▸ **Action item**:
The number needed is how many lines in these entries contain "this"; give it alone.

(Data)

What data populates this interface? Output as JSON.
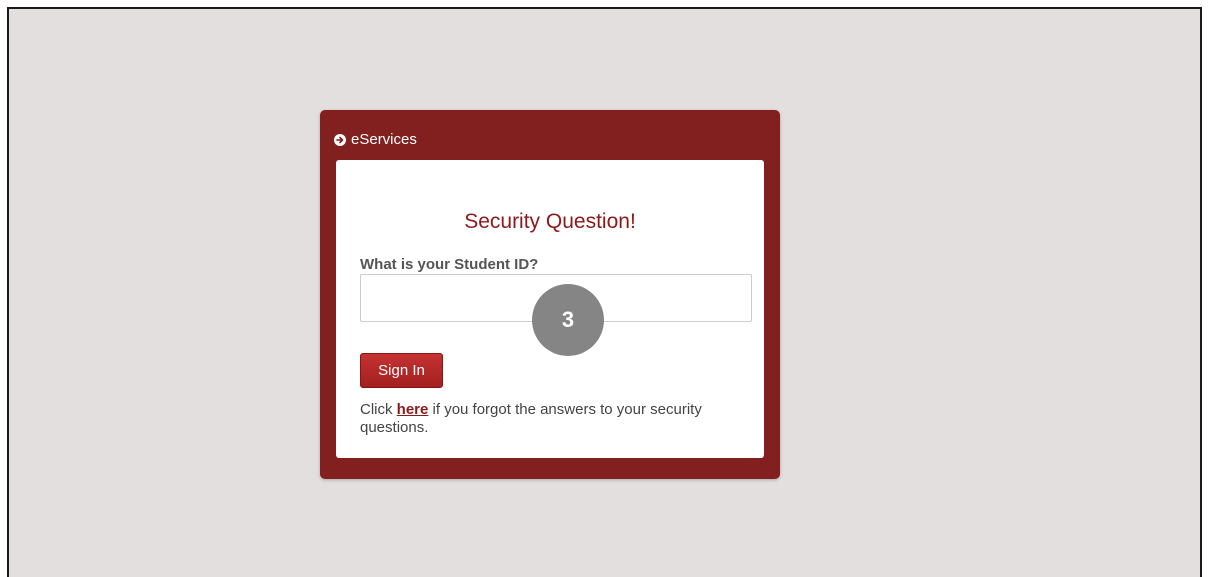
{
  "panel": {
    "header_label": "eServices",
    "header_icon": "arrow-circle-right-icon"
  },
  "form": {
    "title": "Security Question!",
    "question_label": "What is your Student ID?",
    "answer_value": "",
    "answer_placeholder": "",
    "submit_label": "Sign In",
    "help_prefix": "Click",
    "help_link": "here",
    "help_suffix": "if you forgot the answers to your security questions."
  },
  "annotation": {
    "step_number": "3"
  },
  "colors": {
    "panel_bg": "#821f1f",
    "accent": "#8c1a1a",
    "page_bg": "#e3dfde",
    "badge_bg": "#858585"
  }
}
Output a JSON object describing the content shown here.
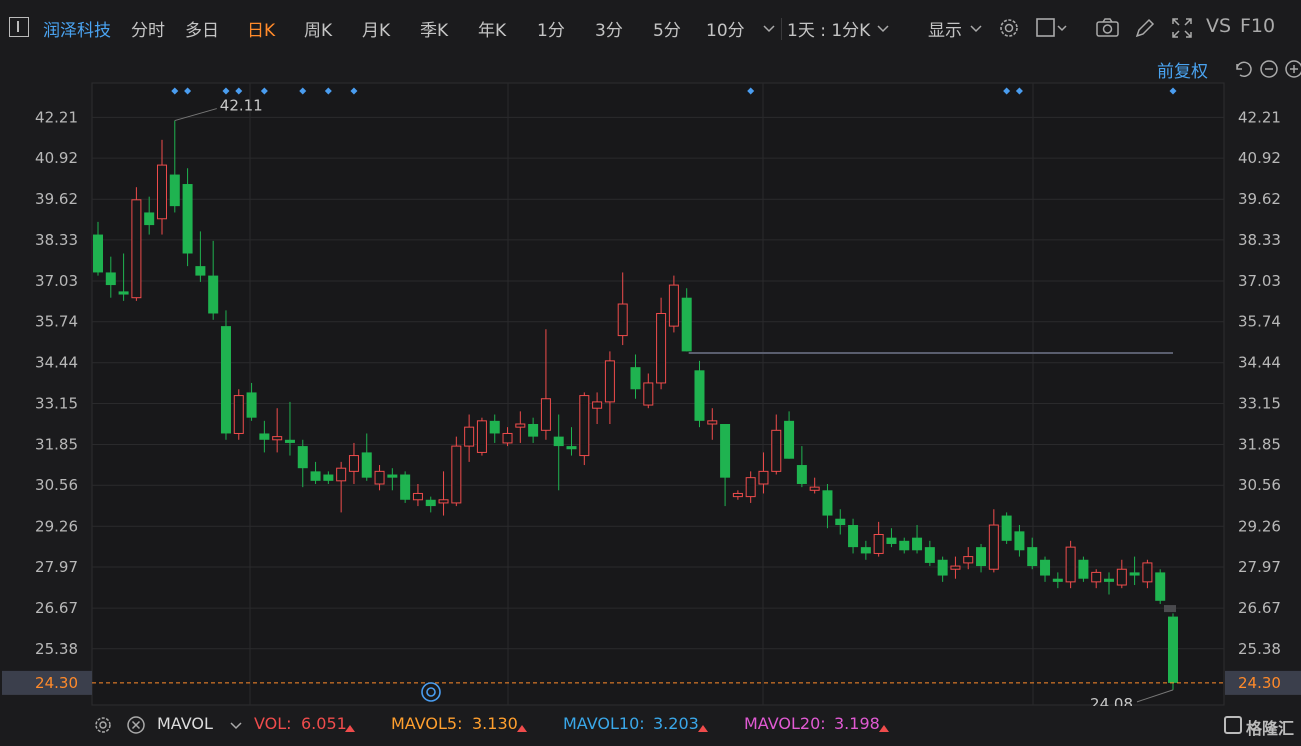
{
  "toolbar": {
    "stock_name": "润泽科技",
    "periods": [
      "分时",
      "多日",
      "日K",
      "周K",
      "月K",
      "季K",
      "年K",
      "1分",
      "3分",
      "5分",
      "10分"
    ],
    "active_period": "日K",
    "interval_select": "1天 : 1分K",
    "display_label": "显示",
    "vs_label": "VS",
    "f10_label": "F10"
  },
  "adjust_label": "前复权",
  "price_highlight_color": "#ff8a2a",
  "up_color": "#ef4c4c",
  "down_color": "#1fb350",
  "chart_data": {
    "type": "candlestick",
    "y_ticks": [
      "42.21",
      "40.92",
      "39.62",
      "38.33",
      "37.03",
      "35.74",
      "34.44",
      "33.15",
      "31.85",
      "30.56",
      "29.26",
      "27.97",
      "26.67",
      "25.38"
    ],
    "ylim": [
      23.6,
      43.3
    ],
    "current_price": "24.30",
    "high_label": "42.11",
    "low_label": "24.08",
    "resistance_level": 34.75,
    "marker_indices": [
      6,
      7,
      10,
      11,
      13,
      16,
      18,
      20,
      51,
      71,
      72,
      84
    ],
    "candles": [
      {
        "o": 38.5,
        "h": 38.9,
        "l": 37.2,
        "c": 37.3
      },
      {
        "o": 37.3,
        "h": 37.8,
        "l": 36.5,
        "c": 36.9
      },
      {
        "o": 36.7,
        "h": 37.9,
        "l": 36.4,
        "c": 36.6
      },
      {
        "o": 36.5,
        "h": 40.0,
        "l": 36.4,
        "c": 39.6
      },
      {
        "o": 39.2,
        "h": 39.7,
        "l": 38.5,
        "c": 38.8
      },
      {
        "o": 39.0,
        "h": 41.5,
        "l": 38.5,
        "c": 40.7
      },
      {
        "o": 40.4,
        "h": 42.11,
        "l": 39.2,
        "c": 39.4
      },
      {
        "o": 40.1,
        "h": 40.6,
        "l": 37.5,
        "c": 37.9
      },
      {
        "o": 37.5,
        "h": 38.6,
        "l": 37.0,
        "c": 37.2
      },
      {
        "o": 37.2,
        "h": 38.3,
        "l": 35.8,
        "c": 36.0
      },
      {
        "o": 35.6,
        "h": 36.1,
        "l": 32.0,
        "c": 32.2
      },
      {
        "o": 32.2,
        "h": 33.6,
        "l": 32.0,
        "c": 33.4
      },
      {
        "o": 33.5,
        "h": 33.8,
        "l": 32.6,
        "c": 32.7
      },
      {
        "o": 32.2,
        "h": 32.6,
        "l": 31.6,
        "c": 32.0
      },
      {
        "o": 32.0,
        "h": 33.0,
        "l": 31.6,
        "c": 32.1
      },
      {
        "o": 32.0,
        "h": 33.2,
        "l": 31.5,
        "c": 31.9
      },
      {
        "o": 31.8,
        "h": 32.0,
        "l": 30.5,
        "c": 31.1
      },
      {
        "o": 31.0,
        "h": 31.3,
        "l": 30.6,
        "c": 30.7
      },
      {
        "o": 30.9,
        "h": 31.0,
        "l": 30.6,
        "c": 30.7
      },
      {
        "o": 30.7,
        "h": 31.3,
        "l": 29.7,
        "c": 31.1
      },
      {
        "o": 31.0,
        "h": 31.9,
        "l": 30.6,
        "c": 31.5
      },
      {
        "o": 31.6,
        "h": 32.2,
        "l": 30.7,
        "c": 30.8
      },
      {
        "o": 30.6,
        "h": 31.2,
        "l": 30.4,
        "c": 31.0
      },
      {
        "o": 30.9,
        "h": 31.1,
        "l": 30.4,
        "c": 30.8
      },
      {
        "o": 30.9,
        "h": 31.0,
        "l": 30.0,
        "c": 30.1
      },
      {
        "o": 30.1,
        "h": 30.6,
        "l": 29.9,
        "c": 30.3
      },
      {
        "o": 30.1,
        "h": 30.2,
        "l": 29.7,
        "c": 29.9
      },
      {
        "o": 30.0,
        "h": 31.0,
        "l": 29.6,
        "c": 30.1
      },
      {
        "o": 30.0,
        "h": 32.1,
        "l": 29.9,
        "c": 31.8
      },
      {
        "o": 31.8,
        "h": 32.8,
        "l": 31.3,
        "c": 32.4
      },
      {
        "o": 31.6,
        "h": 32.7,
        "l": 31.5,
        "c": 32.6
      },
      {
        "o": 32.6,
        "h": 32.8,
        "l": 31.9,
        "c": 32.2
      },
      {
        "o": 31.9,
        "h": 32.4,
        "l": 31.8,
        "c": 32.2
      },
      {
        "o": 32.4,
        "h": 32.9,
        "l": 31.9,
        "c": 32.5
      },
      {
        "o": 32.5,
        "h": 32.7,
        "l": 31.9,
        "c": 32.1
      },
      {
        "o": 32.3,
        "h": 35.5,
        "l": 32.0,
        "c": 33.3
      },
      {
        "o": 32.1,
        "h": 32.8,
        "l": 30.4,
        "c": 31.8
      },
      {
        "o": 31.8,
        "h": 32.4,
        "l": 31.5,
        "c": 31.7
      },
      {
        "o": 31.5,
        "h": 33.5,
        "l": 31.2,
        "c": 33.4
      },
      {
        "o": 33.0,
        "h": 33.5,
        "l": 32.5,
        "c": 33.2
      },
      {
        "o": 33.2,
        "h": 34.8,
        "l": 32.5,
        "c": 34.5
      },
      {
        "o": 35.3,
        "h": 37.3,
        "l": 35.0,
        "c": 36.3
      },
      {
        "o": 34.3,
        "h": 34.7,
        "l": 33.3,
        "c": 33.6
      },
      {
        "o": 33.1,
        "h": 34.1,
        "l": 33.0,
        "c": 33.8
      },
      {
        "o": 33.8,
        "h": 36.5,
        "l": 33.6,
        "c": 36.0
      },
      {
        "o": 35.6,
        "h": 37.2,
        "l": 35.4,
        "c": 36.9
      },
      {
        "o": 36.5,
        "h": 36.8,
        "l": 34.8,
        "c": 34.8
      },
      {
        "o": 34.2,
        "h": 34.5,
        "l": 32.4,
        "c": 32.6
      },
      {
        "o": 32.5,
        "h": 33.0,
        "l": 32.0,
        "c": 32.6
      },
      {
        "o": 32.5,
        "h": 32.5,
        "l": 29.9,
        "c": 30.8
      },
      {
        "o": 30.2,
        "h": 30.4,
        "l": 30.1,
        "c": 30.3
      },
      {
        "o": 30.2,
        "h": 31.0,
        "l": 30.0,
        "c": 30.8
      },
      {
        "o": 30.6,
        "h": 31.6,
        "l": 30.3,
        "c": 31.0
      },
      {
        "o": 31.0,
        "h": 32.8,
        "l": 30.9,
        "c": 32.3
      },
      {
        "o": 32.6,
        "h": 32.9,
        "l": 31.4,
        "c": 31.4
      },
      {
        "o": 31.2,
        "h": 31.8,
        "l": 30.5,
        "c": 30.6
      },
      {
        "o": 30.4,
        "h": 30.8,
        "l": 30.3,
        "c": 30.5
      },
      {
        "o": 30.4,
        "h": 30.6,
        "l": 29.2,
        "c": 29.6
      },
      {
        "o": 29.5,
        "h": 29.8,
        "l": 29.0,
        "c": 29.3
      },
      {
        "o": 29.3,
        "h": 29.5,
        "l": 28.4,
        "c": 28.6
      },
      {
        "o": 28.6,
        "h": 28.8,
        "l": 28.2,
        "c": 28.4
      },
      {
        "o": 28.4,
        "h": 29.4,
        "l": 28.3,
        "c": 29.0
      },
      {
        "o": 28.9,
        "h": 29.2,
        "l": 28.6,
        "c": 28.7
      },
      {
        "o": 28.8,
        "h": 28.9,
        "l": 28.4,
        "c": 28.5
      },
      {
        "o": 28.9,
        "h": 29.3,
        "l": 28.4,
        "c": 28.5
      },
      {
        "o": 28.6,
        "h": 28.8,
        "l": 28.0,
        "c": 28.1
      },
      {
        "o": 28.2,
        "h": 28.3,
        "l": 27.5,
        "c": 27.7
      },
      {
        "o": 27.9,
        "h": 28.3,
        "l": 27.6,
        "c": 28.0
      },
      {
        "o": 28.1,
        "h": 28.6,
        "l": 27.9,
        "c": 28.3
      },
      {
        "o": 28.6,
        "h": 28.7,
        "l": 27.8,
        "c": 28.0
      },
      {
        "o": 27.9,
        "h": 29.8,
        "l": 27.8,
        "c": 29.3
      },
      {
        "o": 29.6,
        "h": 29.7,
        "l": 28.7,
        "c": 28.8
      },
      {
        "o": 29.1,
        "h": 29.3,
        "l": 28.3,
        "c": 28.5
      },
      {
        "o": 28.6,
        "h": 28.9,
        "l": 27.9,
        "c": 28.0
      },
      {
        "o": 28.2,
        "h": 28.3,
        "l": 27.5,
        "c": 27.7
      },
      {
        "o": 27.6,
        "h": 27.8,
        "l": 27.3,
        "c": 27.5
      },
      {
        "o": 27.5,
        "h": 28.8,
        "l": 27.3,
        "c": 28.6
      },
      {
        "o": 28.2,
        "h": 28.3,
        "l": 27.5,
        "c": 27.6
      },
      {
        "o": 27.5,
        "h": 27.9,
        "l": 27.3,
        "c": 27.8
      },
      {
        "o": 27.6,
        "h": 27.8,
        "l": 27.1,
        "c": 27.5
      },
      {
        "o": 27.4,
        "h": 28.2,
        "l": 27.3,
        "c": 27.9
      },
      {
        "o": 27.8,
        "h": 28.3,
        "l": 27.4,
        "c": 27.7
      },
      {
        "o": 27.5,
        "h": 28.2,
        "l": 27.3,
        "c": 28.1
      },
      {
        "o": 27.8,
        "h": 27.9,
        "l": 26.8,
        "c": 26.9
      },
      {
        "o": 26.4,
        "h": 26.5,
        "l": 24.08,
        "c": 24.3
      }
    ]
  },
  "volume_indicator": {
    "name": "MAVOL",
    "vol_label": "VOL:",
    "vol_value": "6.051",
    "ma5_label": "MAVOL5:",
    "ma5_value": "3.130",
    "ma10_label": "MAVOL10:",
    "ma10_value": "3.203",
    "ma20_label": "MAVOL20:",
    "ma20_value": "3.198",
    "vol_color": "#ef4c4c",
    "ma5_color": "#ff9f2e",
    "ma10_color": "#3aa7e8",
    "ma20_color": "#e15ad3"
  },
  "watermark": "格隆汇"
}
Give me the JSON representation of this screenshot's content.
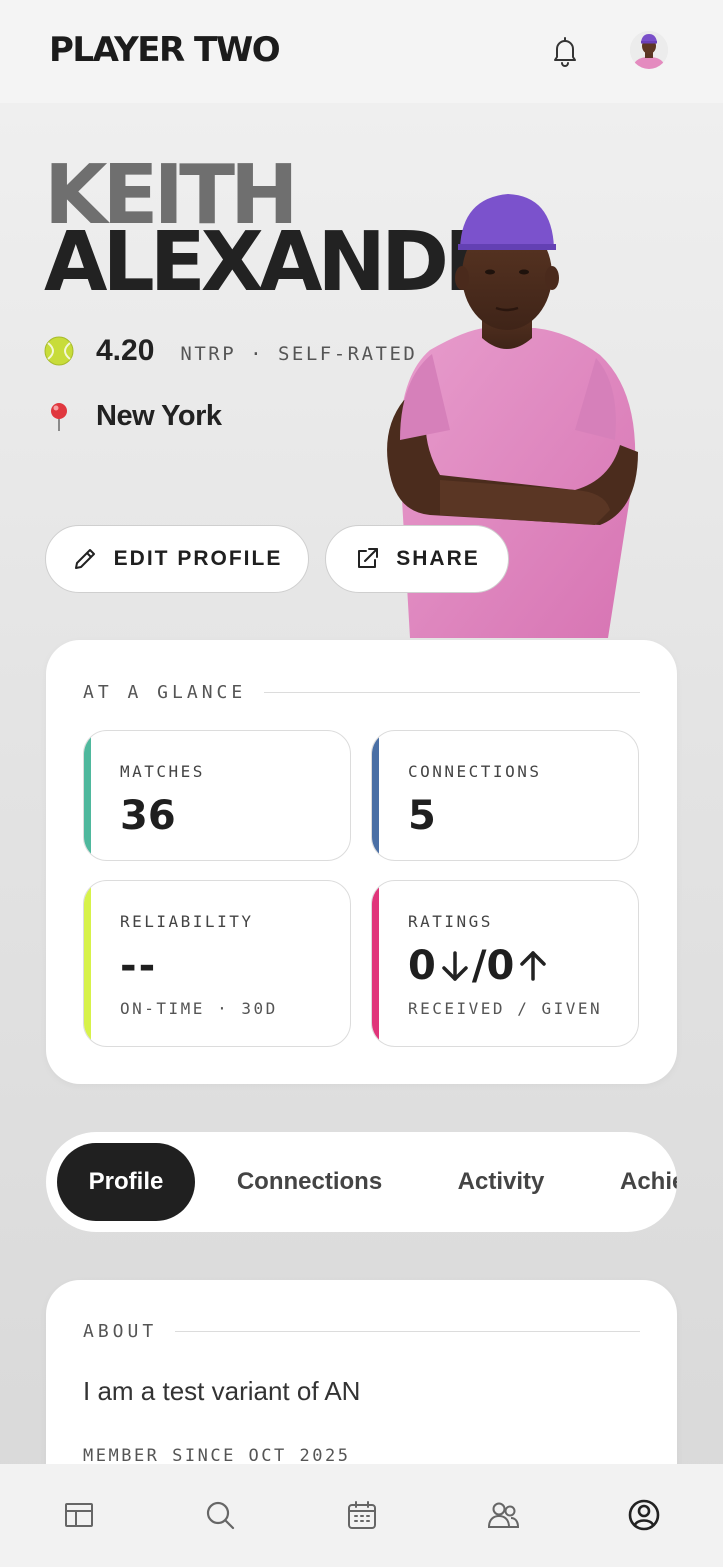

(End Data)

▸ **Written answer**:
2